That ASTV team did a very professional job of it: my interview, broadcast last night, wasn’t nearly as bad as I feared. Everything I wanted to say was there; everything I had fumbled or mumbled about was taken out.
My only obvious mistake, which couldn’t be corrected, was to misname as Bunluea Foundation (มูลนิธิ – munnithi) that bunch of literary parasites that – rightly giving their greed – call themselves Bunluea Fund (กองทุน – kong thun).
But what a shock it was to see myself on screen, to see myself as other people see me!
Looking at the inverted picture of oneself in a mirror is one thing; looking at oneself in usually flattering photographs is another: hair parting on the wrong side, how weird!
But an altogether different experience it is, and a sobering one, to see oneself breathing and moving and hear oneself speaking and snorting as others see and hear one.
What I saw was an old man I failed to recognise as me.
That man in a hardly legible black-and-white t-shirt, reclining on a chair as if he was stuck there, had a funny haircut (self-inflicted), a papier-mâché face and long, big bony hands emphasising the thinness of his forearms. Seeing him last night, I was reminded of a remark made by my beefy brother years ago: ‘You could do with bigger arms, you know.’ I was still reflecting on that later into the night watching Sylvester Stallone spending much of a film clinging to overhanging structures by sheer force of wrists.

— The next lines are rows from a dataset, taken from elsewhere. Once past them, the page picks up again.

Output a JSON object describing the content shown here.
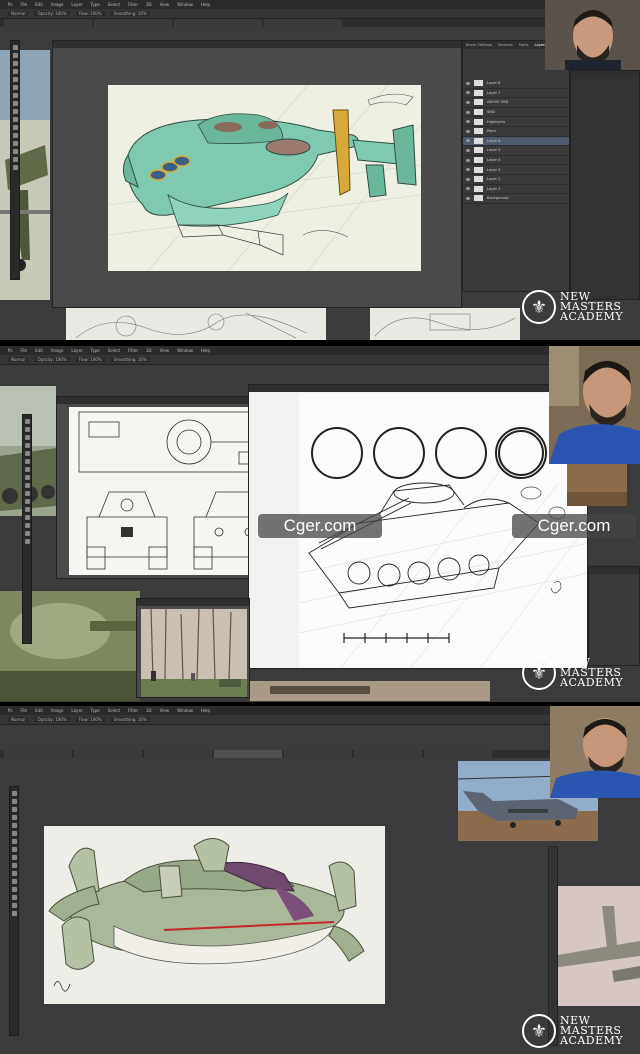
{
  "menu": [
    "Ps",
    "File",
    "Edit",
    "Image",
    "Layer",
    "Type",
    "Select",
    "Filter",
    "3D",
    "View",
    "Window",
    "Help"
  ],
  "options": [
    "Normal",
    "Opacity: 100%",
    "Flow: 100%",
    "Smoothing: 10%"
  ],
  "panel1": {
    "tabs": [
      "Brush Settings",
      "Brushes",
      "Paths",
      "Layers"
    ],
    "layers": [
      "Layer 8",
      "Layer 7",
      "ABOVE SHD",
      "SHD",
      "Highlights",
      "Paint",
      "Layer 6",
      "Layer 5",
      "Layer 4",
      "Layer 3",
      "Layer 2",
      "Layer 1",
      "Background"
    ],
    "selected": 6
  },
  "watermark": {
    "text": "Cger.com"
  },
  "logo": {
    "line1": "NEW",
    "line2": "MASTERS",
    "line3": "ACADEMY",
    "glyph": "⚜"
  },
  "colors": {
    "ui_bg": "#3b3b3b",
    "ship_green": "#7fc9b0",
    "accent_yellow": "#d6a93a",
    "sky": "#a9b7c2"
  }
}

Next life, I’ll go for pushups – and in this one, no more t-shirts in public.
I also heard that old man and his at times bizarre accent, not to mention those long gaps in his sentences when his freshly-Cafergot-fumigated mind was groping for the right word or expression: fluent enough for a farang but certainly not the genuine article. Ah well…
What struck me most was the chasm between this senior relative of sorts and the perception I have of myself. Let’s face it: inside, I’m still the young man I’ve always been, thirty years old going on ten. I still nurse projects for the next twenty years or so (while secretly hoping I won’t last that long or if I do let it be without turning senile) and enjoy the present moment more than I’ve ever done even in the exalted days when I plied the world for scoops and the odd air hostess.
Oh, sure: teeth missing, rusty hips, lingam gone into hibernation and the odd broken bone. Well, that’s par for the course. Or so I thought.
Now I know it also shows in the wrapping.
It’s finally dawned on me that when acquaintances at work greet me with ‘Oh, Khun Marcel, you haven’t changed!’ it’s to my attire that they all too truthfully refer: I need a new wardrobe, and a face-lift.